I found this book to be a nice, lighthearted read. I thoroughly enjoyed the author's images of Heaven. It was definitely a unique idea. A quick read which I really enjoyed. Thanks to Henery Press and Net Galley for providing me with a free e-galley in exchange for an honest, unbiased review.
Dollycas More than 1 year ago
Dollycas’s Thoughts Welcome to heaven! Skye Sebring is here to greet you to a heaven like you have probably never imagined. Where God looks like Bette Midler and her heaven seems more like Disney World than the great beyond. Skye has only been a greeter a short time. When one of her “clients” is pulled back to Earth because it wasn’t his time she just can’t forget him. “It happens” She has the ability to watch his movements down here and she feels remarkably drawn to him. I don’t want to say anymore because you have to read to book. If you know me at all you know I lost my son to suicide in 2015 and heaven is on my mind every day. I had a little bit of trepidation about reading this story but by the end of chapter 1 I was all in. A romantic comedy that takes place in heaven and on Earth. I laughed, I cried, I got very upset at one character, and I was entirely entertained from start to finish. While heaven will always be a mystery to us still living, if heaven could really be like this I would know my son is well taken care of and happy. The premise is fun, the characters are perfect and the setting is divinely celestial. A story of love that knows no bounds. An imaginative tale you will easily escape right into. Thank you Ms. Gillespie your story is a delightful read.
TeresaKander More than 1 year ago
This is a fun read, with a lot of emotional scenes. It seems a pretty straightforward story in the beginning, of a greeter in Heaven who meets someone in her office who then gets returned to Earth as it is not his time. Skye, the greeter, then gets a little obsessed with Ryan and watches him on Earthly Pleasures TV at every opportunity. At the same time, she is helping a teen girl, Chelsea, get acclimated to Heaven after her skateboarding accident. We also meet Ryan's wife, Susan, as well as several residents of a nursing home, including Emily, who has been in a coma for over a year and is beginning to wake up. I love the way Ms. Gillespie ties all of these stories together for us and makes us care about so many of the characters. There are humorous exchanges between the characters in Heaven and heartbreaking ones between the characters on Earth. There is also a character or two that you will love to hate! If you enjoy love stories with a touch of the paranormal, this is a definite must read!

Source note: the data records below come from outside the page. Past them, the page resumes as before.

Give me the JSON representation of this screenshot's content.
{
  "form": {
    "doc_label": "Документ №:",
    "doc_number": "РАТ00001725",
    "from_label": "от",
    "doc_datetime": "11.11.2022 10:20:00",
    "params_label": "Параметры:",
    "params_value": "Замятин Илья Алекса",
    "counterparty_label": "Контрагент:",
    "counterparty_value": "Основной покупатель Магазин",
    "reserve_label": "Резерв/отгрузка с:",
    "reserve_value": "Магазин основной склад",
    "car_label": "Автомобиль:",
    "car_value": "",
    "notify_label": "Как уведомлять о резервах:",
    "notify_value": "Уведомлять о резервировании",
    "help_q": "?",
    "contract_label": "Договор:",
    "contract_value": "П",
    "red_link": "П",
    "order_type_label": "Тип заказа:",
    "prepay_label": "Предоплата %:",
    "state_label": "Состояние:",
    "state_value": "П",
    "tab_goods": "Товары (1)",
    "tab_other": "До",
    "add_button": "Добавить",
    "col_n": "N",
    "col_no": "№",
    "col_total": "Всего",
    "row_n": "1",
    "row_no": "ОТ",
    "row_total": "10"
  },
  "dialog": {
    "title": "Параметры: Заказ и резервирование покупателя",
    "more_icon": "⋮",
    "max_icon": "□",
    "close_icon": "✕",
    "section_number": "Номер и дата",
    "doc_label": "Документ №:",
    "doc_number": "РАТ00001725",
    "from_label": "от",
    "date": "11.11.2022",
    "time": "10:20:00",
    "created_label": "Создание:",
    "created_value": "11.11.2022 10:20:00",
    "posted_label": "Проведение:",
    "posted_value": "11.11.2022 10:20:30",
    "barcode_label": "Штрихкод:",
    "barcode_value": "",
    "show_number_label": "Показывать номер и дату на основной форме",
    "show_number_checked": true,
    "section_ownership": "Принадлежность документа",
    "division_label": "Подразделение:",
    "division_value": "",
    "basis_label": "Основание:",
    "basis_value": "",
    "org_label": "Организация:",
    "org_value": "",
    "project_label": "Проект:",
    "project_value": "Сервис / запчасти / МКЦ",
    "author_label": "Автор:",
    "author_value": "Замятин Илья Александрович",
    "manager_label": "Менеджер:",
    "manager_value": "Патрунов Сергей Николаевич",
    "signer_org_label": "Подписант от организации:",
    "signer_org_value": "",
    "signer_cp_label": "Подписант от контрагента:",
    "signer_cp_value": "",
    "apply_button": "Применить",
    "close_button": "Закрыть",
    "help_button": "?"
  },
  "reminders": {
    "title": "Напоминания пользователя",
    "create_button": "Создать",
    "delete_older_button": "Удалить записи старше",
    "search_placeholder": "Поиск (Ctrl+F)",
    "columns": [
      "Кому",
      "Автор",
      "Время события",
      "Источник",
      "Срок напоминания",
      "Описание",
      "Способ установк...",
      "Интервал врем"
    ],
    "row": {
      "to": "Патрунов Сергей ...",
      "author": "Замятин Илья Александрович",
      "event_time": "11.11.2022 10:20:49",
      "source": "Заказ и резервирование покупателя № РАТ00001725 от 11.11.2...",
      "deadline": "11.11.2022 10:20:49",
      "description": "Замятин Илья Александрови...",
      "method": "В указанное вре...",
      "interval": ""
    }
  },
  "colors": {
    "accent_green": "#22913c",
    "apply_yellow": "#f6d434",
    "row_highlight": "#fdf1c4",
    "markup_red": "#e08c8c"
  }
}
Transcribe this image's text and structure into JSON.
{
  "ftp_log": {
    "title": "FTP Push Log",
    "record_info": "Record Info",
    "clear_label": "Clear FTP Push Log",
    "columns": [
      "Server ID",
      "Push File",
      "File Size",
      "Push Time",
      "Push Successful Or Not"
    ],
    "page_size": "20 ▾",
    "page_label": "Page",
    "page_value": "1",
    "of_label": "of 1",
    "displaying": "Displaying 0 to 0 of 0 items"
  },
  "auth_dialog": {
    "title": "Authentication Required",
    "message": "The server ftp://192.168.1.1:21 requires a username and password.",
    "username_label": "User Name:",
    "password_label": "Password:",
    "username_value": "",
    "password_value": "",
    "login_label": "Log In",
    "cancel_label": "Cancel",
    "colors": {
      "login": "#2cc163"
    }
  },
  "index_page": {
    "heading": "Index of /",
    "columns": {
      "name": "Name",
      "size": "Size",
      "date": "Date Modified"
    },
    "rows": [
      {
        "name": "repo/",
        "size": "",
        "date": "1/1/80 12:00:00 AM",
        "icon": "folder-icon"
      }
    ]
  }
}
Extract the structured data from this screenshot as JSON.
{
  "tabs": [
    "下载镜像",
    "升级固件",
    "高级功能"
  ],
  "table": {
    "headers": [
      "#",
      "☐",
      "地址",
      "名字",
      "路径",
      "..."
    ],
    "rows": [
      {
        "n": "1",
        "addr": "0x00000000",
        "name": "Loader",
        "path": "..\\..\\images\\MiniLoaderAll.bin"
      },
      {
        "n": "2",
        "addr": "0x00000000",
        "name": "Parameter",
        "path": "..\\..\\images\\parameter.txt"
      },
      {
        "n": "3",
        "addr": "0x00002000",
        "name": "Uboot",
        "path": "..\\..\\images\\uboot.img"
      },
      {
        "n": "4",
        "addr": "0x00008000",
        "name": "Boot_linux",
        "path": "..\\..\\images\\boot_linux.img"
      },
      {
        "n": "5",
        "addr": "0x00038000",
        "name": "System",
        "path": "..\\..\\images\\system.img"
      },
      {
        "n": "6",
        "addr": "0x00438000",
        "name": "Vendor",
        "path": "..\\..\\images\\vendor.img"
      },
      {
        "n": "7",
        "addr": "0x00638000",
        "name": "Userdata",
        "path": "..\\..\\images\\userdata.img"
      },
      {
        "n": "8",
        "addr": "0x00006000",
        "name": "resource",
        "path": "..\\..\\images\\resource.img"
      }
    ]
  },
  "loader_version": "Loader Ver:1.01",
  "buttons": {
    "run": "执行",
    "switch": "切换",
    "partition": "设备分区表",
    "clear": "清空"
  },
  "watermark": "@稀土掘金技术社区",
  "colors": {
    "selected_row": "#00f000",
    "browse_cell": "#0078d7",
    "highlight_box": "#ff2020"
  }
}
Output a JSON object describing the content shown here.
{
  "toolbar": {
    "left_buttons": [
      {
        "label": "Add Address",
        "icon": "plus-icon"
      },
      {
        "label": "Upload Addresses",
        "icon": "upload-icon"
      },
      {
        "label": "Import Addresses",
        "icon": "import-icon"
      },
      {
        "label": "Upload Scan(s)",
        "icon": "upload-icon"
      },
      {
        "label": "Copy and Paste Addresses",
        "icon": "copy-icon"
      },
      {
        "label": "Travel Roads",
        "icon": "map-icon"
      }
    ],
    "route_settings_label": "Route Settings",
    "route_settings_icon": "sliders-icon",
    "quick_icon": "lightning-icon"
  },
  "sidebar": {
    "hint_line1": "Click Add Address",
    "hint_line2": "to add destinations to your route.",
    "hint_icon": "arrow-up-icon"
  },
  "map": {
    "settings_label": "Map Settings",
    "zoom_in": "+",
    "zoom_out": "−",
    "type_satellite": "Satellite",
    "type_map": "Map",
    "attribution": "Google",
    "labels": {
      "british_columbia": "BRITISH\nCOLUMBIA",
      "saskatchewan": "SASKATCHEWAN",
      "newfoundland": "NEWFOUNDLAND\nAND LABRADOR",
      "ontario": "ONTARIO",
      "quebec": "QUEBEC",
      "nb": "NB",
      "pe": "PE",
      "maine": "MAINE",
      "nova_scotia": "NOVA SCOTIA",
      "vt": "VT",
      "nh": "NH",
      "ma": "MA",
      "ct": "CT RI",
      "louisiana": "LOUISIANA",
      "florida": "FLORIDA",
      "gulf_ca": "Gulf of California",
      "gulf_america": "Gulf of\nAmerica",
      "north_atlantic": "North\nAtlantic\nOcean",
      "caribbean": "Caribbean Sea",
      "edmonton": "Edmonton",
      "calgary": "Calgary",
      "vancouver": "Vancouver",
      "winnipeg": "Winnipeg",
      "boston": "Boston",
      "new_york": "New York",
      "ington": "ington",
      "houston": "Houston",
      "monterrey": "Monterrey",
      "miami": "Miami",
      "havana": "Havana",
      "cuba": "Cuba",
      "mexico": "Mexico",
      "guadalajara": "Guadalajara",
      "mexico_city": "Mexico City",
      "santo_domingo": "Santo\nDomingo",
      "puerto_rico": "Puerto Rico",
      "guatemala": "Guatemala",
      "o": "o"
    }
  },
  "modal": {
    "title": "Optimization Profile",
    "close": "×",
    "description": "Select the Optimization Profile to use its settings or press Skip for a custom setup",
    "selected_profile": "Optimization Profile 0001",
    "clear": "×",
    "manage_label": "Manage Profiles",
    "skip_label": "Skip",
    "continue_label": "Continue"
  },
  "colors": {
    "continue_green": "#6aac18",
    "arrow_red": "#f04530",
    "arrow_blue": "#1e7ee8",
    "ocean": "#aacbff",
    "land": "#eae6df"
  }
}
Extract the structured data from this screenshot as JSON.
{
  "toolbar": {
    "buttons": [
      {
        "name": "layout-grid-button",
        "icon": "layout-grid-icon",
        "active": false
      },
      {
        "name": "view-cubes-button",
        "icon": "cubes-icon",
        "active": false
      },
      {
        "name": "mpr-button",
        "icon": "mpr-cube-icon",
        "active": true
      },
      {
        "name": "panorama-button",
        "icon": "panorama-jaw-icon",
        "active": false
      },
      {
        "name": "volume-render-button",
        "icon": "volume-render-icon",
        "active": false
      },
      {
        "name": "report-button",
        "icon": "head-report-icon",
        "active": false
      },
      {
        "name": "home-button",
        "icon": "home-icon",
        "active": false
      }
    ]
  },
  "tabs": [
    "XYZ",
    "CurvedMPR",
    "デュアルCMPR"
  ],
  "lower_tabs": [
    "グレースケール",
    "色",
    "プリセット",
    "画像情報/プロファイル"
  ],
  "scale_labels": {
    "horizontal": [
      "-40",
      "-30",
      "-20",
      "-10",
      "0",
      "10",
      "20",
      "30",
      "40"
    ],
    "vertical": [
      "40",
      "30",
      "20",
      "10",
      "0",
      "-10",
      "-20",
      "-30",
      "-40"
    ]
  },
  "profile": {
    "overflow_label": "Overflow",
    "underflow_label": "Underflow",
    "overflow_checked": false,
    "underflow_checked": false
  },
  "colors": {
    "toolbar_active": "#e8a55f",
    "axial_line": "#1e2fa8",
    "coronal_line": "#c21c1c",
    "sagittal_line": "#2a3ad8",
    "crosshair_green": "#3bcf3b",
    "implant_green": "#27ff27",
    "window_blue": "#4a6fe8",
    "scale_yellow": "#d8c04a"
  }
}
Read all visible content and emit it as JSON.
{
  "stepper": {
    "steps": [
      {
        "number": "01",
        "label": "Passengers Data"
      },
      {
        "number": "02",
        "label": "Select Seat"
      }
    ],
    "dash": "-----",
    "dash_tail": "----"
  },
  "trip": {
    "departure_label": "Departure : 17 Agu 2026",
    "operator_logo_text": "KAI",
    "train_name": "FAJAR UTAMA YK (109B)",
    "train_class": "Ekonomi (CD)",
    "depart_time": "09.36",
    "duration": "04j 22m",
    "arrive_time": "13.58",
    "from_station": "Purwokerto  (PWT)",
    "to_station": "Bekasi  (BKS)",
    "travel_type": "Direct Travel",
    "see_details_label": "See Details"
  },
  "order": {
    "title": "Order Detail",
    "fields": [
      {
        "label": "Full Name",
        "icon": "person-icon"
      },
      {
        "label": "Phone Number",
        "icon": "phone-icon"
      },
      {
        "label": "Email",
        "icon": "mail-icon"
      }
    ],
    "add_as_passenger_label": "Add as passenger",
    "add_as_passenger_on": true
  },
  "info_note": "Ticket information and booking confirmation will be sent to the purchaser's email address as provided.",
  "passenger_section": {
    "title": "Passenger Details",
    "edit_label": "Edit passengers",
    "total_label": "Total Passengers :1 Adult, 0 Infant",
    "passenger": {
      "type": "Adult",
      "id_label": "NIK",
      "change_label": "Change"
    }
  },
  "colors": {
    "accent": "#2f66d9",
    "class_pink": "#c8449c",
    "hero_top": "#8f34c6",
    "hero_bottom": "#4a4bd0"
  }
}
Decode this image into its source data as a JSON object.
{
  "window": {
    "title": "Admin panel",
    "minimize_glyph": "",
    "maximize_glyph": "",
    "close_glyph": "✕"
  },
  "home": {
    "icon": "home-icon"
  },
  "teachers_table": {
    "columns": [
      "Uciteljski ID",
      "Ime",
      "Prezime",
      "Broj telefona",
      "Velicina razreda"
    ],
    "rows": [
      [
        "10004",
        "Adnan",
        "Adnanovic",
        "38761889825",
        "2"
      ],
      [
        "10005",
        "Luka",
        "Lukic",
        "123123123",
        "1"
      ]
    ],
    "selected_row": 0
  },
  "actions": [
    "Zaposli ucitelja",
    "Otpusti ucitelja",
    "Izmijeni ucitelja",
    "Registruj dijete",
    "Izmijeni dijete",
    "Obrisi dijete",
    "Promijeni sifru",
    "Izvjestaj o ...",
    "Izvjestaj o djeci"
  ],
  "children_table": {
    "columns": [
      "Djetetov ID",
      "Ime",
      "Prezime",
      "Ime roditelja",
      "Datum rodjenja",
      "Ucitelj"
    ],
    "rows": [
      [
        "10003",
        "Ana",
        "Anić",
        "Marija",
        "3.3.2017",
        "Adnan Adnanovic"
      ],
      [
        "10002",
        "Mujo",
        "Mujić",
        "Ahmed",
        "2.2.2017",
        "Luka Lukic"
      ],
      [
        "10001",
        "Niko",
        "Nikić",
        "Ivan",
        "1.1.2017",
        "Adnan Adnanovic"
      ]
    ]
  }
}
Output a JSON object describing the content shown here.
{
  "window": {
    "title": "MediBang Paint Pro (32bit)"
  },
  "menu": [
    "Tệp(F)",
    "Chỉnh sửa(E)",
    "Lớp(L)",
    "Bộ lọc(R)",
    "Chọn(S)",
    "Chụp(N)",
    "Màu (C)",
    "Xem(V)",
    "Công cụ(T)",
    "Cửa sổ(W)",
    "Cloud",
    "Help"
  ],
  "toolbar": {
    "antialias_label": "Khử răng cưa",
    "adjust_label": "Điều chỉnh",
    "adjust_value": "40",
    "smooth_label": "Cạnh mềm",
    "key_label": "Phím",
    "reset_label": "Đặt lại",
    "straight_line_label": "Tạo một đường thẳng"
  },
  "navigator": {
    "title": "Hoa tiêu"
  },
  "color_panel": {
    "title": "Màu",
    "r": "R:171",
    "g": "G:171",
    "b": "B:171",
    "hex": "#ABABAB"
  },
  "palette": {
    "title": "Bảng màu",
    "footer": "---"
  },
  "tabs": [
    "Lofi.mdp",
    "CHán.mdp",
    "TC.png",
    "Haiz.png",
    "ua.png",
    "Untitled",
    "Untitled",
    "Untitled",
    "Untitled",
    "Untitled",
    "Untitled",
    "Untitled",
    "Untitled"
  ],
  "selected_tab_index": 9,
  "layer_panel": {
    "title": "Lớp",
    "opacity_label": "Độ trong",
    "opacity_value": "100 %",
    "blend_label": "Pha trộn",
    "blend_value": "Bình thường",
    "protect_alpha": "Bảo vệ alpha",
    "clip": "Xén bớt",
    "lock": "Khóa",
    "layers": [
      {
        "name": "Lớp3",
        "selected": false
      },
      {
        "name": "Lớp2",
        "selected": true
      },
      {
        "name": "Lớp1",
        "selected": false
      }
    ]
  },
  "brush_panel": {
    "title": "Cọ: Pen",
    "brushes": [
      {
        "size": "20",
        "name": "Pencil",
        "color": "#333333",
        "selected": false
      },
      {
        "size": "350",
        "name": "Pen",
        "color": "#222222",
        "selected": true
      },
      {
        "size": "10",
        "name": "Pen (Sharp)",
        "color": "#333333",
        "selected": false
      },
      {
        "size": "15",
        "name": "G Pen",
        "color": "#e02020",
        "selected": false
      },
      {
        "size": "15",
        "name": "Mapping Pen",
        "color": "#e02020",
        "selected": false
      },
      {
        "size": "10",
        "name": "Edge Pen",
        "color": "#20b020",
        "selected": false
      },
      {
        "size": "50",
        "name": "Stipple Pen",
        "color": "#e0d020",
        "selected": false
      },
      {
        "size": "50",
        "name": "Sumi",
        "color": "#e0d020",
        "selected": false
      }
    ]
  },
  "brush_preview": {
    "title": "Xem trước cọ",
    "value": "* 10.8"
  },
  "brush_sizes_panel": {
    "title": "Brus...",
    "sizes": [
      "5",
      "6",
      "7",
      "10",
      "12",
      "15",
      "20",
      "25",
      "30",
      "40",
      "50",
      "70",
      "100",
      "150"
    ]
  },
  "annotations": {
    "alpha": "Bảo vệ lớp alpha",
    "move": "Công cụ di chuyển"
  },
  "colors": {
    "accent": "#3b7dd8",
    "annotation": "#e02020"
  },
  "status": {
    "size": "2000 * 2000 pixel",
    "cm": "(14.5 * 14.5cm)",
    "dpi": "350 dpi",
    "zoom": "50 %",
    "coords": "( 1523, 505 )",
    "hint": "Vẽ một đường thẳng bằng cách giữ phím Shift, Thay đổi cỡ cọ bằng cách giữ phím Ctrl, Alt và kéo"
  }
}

MusicInPrint More than 1 year ago
LIVES are intertwined and LOVE is everlasting! Heaven according to Karin Gillespie is just another plane that is a celestial wonderland of peace, getting everything you want when you want it, and just everyday joy. Heaven dwellers are able to voyeur Earth happening, find out about future and past lives, and usher newly deceased into their flock. At first there seemed to be a group of characters that were introduced in the book in a random and unrelated way. But eventually Gillespie made clear how life paths intersect and affect each others destiny. Instead of bible verses and stringent advise; guide lines were suggested through the use of song lyrics from well known groups like the Beatles. Readers with an interest or who lived though the 70's will enjoy this aspect of the book. Teens and Adults will enjoy this. "A copy of this book was provided by Henery Press via Netgalley with no requirements for a review. Comments here are my honest opinion."
TarynLee More than 1 year ago
Skye is a greeter inside the pearly gates, it's her job to introduce you to heaven and help you acclimate. While doing her duties she briefly meets Ryan Blaine, to whom she can't seem to get off of her mind. What is so special about this man and why does he continue to invade her thoughts. When she learns that she is about to be sent to earth for the first time she doesn't think she is ready and wonders why she was chosen. This book touched my heart from the beginning and had me believing in miracles by the end. It was truly a heavenly read and I'm glad I was given the opportunity to read it. I look forward to picking up more books from this author, if they are anything like this one I'm sure to fall in love.